As I visited with this man, his mother told me how he just published his second book of poetry. She played for me a recording of two hymns he has written in the last few years. In other words, she showed me how he has been using his time in a bed all day. As I listened to the sweeping strokes of the piano playing his songs of praise to God, I wept. Here I was in the presence of a man suffering tragic and chronic injustice, listening to his response to it. His soul, hard-pressed on every side, has made music. His response to suffering has been to bless God, not curse Him. Out of his brokenness, beauty has been revealed; a beauty that is overwhelming in its power because of the place of sorrow from which it sprung. 

This is the life of Christ made present, in the flesh, in of one of His own. Jesus, who suffered the ultimate injustice-- betrayal, rejection, and even physical torture inflicted by those He came to serve-- responded by blessing both God and others.
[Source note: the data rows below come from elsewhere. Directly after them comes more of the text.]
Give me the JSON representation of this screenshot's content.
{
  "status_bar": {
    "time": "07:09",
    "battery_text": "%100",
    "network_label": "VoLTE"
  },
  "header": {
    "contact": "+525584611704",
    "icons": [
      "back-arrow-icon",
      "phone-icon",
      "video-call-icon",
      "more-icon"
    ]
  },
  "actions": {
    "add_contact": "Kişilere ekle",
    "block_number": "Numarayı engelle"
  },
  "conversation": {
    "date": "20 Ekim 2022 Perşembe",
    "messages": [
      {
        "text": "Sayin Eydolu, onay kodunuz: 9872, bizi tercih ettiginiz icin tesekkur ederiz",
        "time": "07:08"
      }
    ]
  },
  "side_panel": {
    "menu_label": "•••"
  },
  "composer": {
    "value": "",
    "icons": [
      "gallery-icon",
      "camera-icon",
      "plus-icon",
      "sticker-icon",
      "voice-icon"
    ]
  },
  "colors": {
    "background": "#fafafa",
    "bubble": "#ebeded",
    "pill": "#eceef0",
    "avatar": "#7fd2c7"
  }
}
He took the curse upon Himself and bore our sins in his very body, only to rise victorious three days later. This man, who belongs to Christ, is living a life victorious over the curse that still afflicts him. There is a power, a purpose, a hope, at work within him that gives him a reason to bless God and others even in the face of extreme suffering. There is a reality-- a victory, a life-- that is his, and it outweighs any current disease, decay, or death. That reality is Jesus Christ. 

"But we have this treasure in jars of clay, to show that the surpassing power belongs to God and not to us. We are afflicted in every way, but not crushed; perplexed, but not driven to despair; persecuted, but not forsaken; struck down, but not destroyed; always carrying in the body the death of Jesus, so that the life of Jesus may also be manifested in our bodies. For we who live are always being given over to death for Jesus’ sake, so that the life of Jesus also may be manifested in our mortal flesh...
 
...knowing that he who raised the Lord Jesus will raise us also with Jesus and bring us with you into his presence. For it is all for your sake, so that as grace extends to more and more people it may increase thanksgiving, to the glory of God. So we do not lose heart. Though our outer self is wasting away, our inner self is being renewed day by day. For this light momentary affliction is preparing for us an eternal weight of glory beyond all comparison, as we look not to the things that are seen but to the things that are unseen. For the things that are seen are transient, but the things that are unseen are eternal."

2 Cor. 4:7-18